KISSIMMEE, Florida – Figures show that 2020 has been a sluggish year for tourist travel, and central Florida has felt the financial impact as tens of millions of dollars in tourism taxes have been lost.
What would you like to know
- Central Florida lost tens of millions of dollars in tourism taxes due to COVID-19 pandemic in 2020
- While most businesses in the area are still bouncing back, experts say vacation rentals in Osceola County are booming
- Vacation rentals are doing better so far than in 2019, before the pandemic hit, despite a drop of around 10,000 homes
As Central Florida continues to rebound, the vacation rental industry in Osceola County is flourishing. Not only is business doing well, but even better than the pre-pandemic figures for 2019.
This is happening with even fewer vacation home rentals available – in 2019, almost 50,000 homes were available, now there are only 40,000.
For the past seven years, Aowei Yin has been managing vacation rental properties. Five of the last few years have been in Kissimmee. Currently, he manages around 100 properties in the Villas at Seven Dwarfs in Kissimmee, which from Christmas week to April next year are almost fully booked.
Situations like this add up to 180 compared to a year ago when revenues were hit hard.
“When people realized that I couldn’t travel anymore, the income went down,” Yin said. “They fell to $ 57 million, or about $ 80 million lost. “
Yin bases his data on AIR DNA.
“They get all the information from Airbnb and Vrbo, these major websites,” Yin explains.

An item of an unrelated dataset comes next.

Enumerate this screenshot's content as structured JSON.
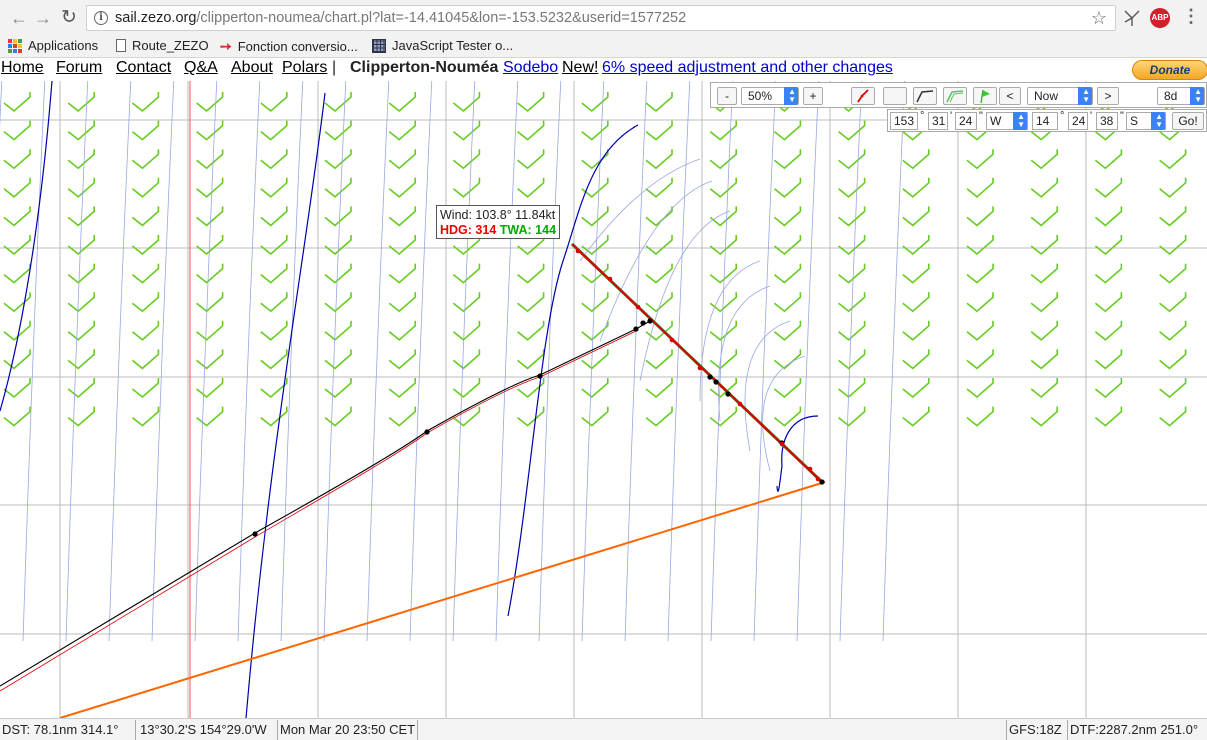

Vacation homes have overtaken paid hotels since the start of the year, according to Experience Kissimmee.
Vacation homes also generate over 50% of the resort tax money month after month since the start of the year.
“We were 90-95% booked for vacation home rentals with most of those locations full,” said Casey Leppanen, Marketing Director of Experience Kissimmee. “We see the same for Christmas and New Years. , so all signs are pointing too, hate to say it, best year ever.
In 2020, Yin said people who owned a vacation home in his community lost around $ 10,000 to $ 20,000. But in 2021, everyone was a winner, he said.
“It depends on the design, how many days are available, but if you’re talking about the income, it’s about $ 30,000 to $ 50,000 for a four bedroom,” Yin said.
Thanksgiving week hotels in Osceola County, according to Experience Kissimmee, were at 83% occupancy. Vacation rental units were almost 95% full.
“Not back to normal, better than normal,” Yin said.
Over the past year, central Florida has also experienced a real estate market boom. At The Villas at Seven Dwarfs in 2019, the average unit listed sold for $ 170,000, this year their average sale price is $ 250,000.